[TASK TO COMPLETE]
List every line below containing "NTFS".

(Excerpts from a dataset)
..........
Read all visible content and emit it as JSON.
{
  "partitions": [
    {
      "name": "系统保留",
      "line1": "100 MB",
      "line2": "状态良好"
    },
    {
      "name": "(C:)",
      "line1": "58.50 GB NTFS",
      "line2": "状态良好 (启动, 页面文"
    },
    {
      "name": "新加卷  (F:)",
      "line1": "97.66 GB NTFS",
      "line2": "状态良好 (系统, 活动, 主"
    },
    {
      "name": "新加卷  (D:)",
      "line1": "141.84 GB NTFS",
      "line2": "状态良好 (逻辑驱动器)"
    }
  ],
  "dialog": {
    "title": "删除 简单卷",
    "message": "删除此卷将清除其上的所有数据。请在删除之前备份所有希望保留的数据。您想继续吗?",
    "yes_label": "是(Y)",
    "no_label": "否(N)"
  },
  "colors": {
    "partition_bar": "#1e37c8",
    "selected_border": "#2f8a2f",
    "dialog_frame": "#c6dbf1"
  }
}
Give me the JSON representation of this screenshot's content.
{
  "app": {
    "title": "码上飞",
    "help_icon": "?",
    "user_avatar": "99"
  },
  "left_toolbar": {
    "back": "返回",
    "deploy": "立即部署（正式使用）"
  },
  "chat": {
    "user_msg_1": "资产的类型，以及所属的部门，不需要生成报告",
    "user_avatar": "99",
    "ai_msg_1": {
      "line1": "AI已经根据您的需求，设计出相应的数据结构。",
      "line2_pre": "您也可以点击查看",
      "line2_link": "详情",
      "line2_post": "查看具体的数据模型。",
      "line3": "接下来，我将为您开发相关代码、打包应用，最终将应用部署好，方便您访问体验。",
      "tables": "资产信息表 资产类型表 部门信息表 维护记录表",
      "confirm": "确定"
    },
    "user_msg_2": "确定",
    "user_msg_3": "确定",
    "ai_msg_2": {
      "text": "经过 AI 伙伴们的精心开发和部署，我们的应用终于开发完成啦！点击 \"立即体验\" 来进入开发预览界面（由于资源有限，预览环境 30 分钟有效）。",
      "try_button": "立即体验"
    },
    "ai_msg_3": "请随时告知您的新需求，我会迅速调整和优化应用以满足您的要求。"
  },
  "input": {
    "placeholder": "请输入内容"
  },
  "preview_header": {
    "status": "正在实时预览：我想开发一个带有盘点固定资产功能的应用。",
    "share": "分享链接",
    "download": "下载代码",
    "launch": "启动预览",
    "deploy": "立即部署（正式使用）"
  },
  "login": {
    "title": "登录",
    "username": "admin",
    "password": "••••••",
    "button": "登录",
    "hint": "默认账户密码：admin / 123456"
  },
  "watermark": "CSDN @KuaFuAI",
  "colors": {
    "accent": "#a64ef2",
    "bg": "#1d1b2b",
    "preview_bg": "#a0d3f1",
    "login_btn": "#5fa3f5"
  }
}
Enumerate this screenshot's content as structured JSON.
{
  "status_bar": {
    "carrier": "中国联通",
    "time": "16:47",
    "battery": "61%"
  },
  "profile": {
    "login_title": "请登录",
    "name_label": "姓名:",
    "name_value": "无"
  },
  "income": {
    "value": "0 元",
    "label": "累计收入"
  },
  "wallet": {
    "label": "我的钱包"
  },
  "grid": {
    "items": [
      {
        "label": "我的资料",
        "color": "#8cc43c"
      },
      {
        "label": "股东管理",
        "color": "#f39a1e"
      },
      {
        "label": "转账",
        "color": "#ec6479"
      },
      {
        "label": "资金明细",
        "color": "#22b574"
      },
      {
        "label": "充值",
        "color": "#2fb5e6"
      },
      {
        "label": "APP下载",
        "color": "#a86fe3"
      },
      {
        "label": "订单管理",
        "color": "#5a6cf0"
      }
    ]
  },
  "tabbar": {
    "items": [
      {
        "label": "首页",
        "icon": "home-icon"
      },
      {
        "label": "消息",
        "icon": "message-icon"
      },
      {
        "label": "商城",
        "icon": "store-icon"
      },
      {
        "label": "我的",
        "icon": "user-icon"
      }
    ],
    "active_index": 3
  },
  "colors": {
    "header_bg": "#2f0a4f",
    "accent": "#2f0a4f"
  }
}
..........
[RESULT]
      "line1": "58.50 GB NTFS",
      "line1": "97.66 GB NTFS",
      "line1": "141.84 GB NTFS",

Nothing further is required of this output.